Tawny Frogmouths and Owls both have mottled patterns, wide eyes, and anisodactyl feet. However, Owls possess strong legs, powerful talons, and toes with a unique flexible joint as they use their feet to catch prey. Tawny Frogmouths prefer to catch their prey with their beaks and have fairly weak feet. They also roost out in the open relying on camouflage for defense and build their nests in tree forks, whereas Owls roost hidden in thick foliage and build their nests in tree hollows. Tawny Frogmouths have wide, forward facing beaks for catching insects, and Owls have narrow downwards facing beaks used to tear prey apart. The eyes of Tawny Frogmouths are to the side of the face while the eyes of Owls are fully forward on the face. Furthermore, Owls have full or partial face discs and large asymmetrical ears while tawny frogmouths do not.
Tawny Frogmouths are carnivorous and considered to be among Australia's most effective pest control birds, as their diet consists largely of species regarded as vermin/pests in houses, farms, and gardens. The bulk of their diet is composed of large nocturnal insects such as moths, as well as spiders, worms, slugs, and snails. Their diet also includes a variety of bugs, beetles, wasps, ants, centipedes, millipedes, and scorpions. Large numbers of invertebrates are consumed in order to make up sufficient biomass, and small mammals, reptiles, frogs and birds are also eaten.
Tawny Frogmouths form partnerships for life, and once established, pairs will usually stay in the same territory for a decade or more. Establishing and maintaining physical contact is an integral part of the lifelong bond.
The breeding season of Tawny Frogmouths is from August to December, however individuals in arid areas are known to breed in response to heavy rains. Males and females share in the building of nests by collecting twigs and mouthfuls of leaves and dropping them into position. Nests are usually placed on horizontal forked tree branches.
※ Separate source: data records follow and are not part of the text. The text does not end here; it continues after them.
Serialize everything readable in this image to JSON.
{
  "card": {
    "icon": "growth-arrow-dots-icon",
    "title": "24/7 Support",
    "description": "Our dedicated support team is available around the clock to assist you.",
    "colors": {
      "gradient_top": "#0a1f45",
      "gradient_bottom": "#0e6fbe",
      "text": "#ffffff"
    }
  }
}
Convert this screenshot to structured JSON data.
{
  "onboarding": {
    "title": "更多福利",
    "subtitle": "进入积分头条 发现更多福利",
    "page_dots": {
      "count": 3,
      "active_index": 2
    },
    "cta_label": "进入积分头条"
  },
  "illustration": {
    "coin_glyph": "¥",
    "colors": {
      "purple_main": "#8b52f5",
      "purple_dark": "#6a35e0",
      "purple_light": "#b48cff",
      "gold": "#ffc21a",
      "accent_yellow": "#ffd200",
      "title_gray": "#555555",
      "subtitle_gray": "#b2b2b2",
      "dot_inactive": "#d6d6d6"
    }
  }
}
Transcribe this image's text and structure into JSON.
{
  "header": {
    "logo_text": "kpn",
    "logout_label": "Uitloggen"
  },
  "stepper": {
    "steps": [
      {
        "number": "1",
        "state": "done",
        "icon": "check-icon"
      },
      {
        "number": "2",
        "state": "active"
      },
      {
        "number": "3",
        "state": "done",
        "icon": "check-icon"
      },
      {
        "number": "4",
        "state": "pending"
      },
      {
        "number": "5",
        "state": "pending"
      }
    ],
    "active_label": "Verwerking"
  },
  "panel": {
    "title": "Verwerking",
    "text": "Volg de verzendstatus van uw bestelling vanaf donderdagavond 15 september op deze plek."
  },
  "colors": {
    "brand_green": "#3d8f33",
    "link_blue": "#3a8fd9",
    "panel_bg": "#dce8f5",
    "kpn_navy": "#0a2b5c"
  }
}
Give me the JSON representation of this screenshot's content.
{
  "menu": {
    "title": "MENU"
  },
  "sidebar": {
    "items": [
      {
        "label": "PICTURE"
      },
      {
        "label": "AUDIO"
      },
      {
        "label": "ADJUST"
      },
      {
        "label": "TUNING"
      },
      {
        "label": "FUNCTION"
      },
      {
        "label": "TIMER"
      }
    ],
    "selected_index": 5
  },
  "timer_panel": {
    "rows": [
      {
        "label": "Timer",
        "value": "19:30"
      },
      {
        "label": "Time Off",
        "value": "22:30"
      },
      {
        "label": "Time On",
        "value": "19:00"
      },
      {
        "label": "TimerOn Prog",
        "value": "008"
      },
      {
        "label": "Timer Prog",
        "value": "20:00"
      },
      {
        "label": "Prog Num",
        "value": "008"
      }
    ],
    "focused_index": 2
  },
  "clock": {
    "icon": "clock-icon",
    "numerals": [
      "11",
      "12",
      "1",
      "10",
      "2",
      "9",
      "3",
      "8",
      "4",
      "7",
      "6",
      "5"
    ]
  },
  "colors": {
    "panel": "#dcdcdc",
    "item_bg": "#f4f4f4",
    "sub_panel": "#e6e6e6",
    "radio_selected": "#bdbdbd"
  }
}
The clutch size is one to three eggs. Both sexes share incubation of the eggs during the night, and during the day, males incubate the eggs. For the duration of the incubation period, the nest is rarely left unattended. One partner will roost on a nearby branch and provide food for the brooding partner. Once hatched, both parents cooperate in the supply of food to the young. The fledging period is 25 – 35 days, during which they develop half their adult mass.
The Tawny Frogmouth is classified as "Least Concern" on the IUCN Red List due to their widespread distribution. However, there are a number of ongoing threats to the health of the population. Many birds and mammalian carnivores are known to prey upon them.
They also face a number of threats from human activities and pets. Tawny Frogmouths are often killed or injured on rural roads during feeding as they fly in front of cars when chasing insects illuminated in the beam of the headlights. As they have adapted to live in close proximity to human populations, Tawny Frogmouths are also at high risk of exposure to pesticides.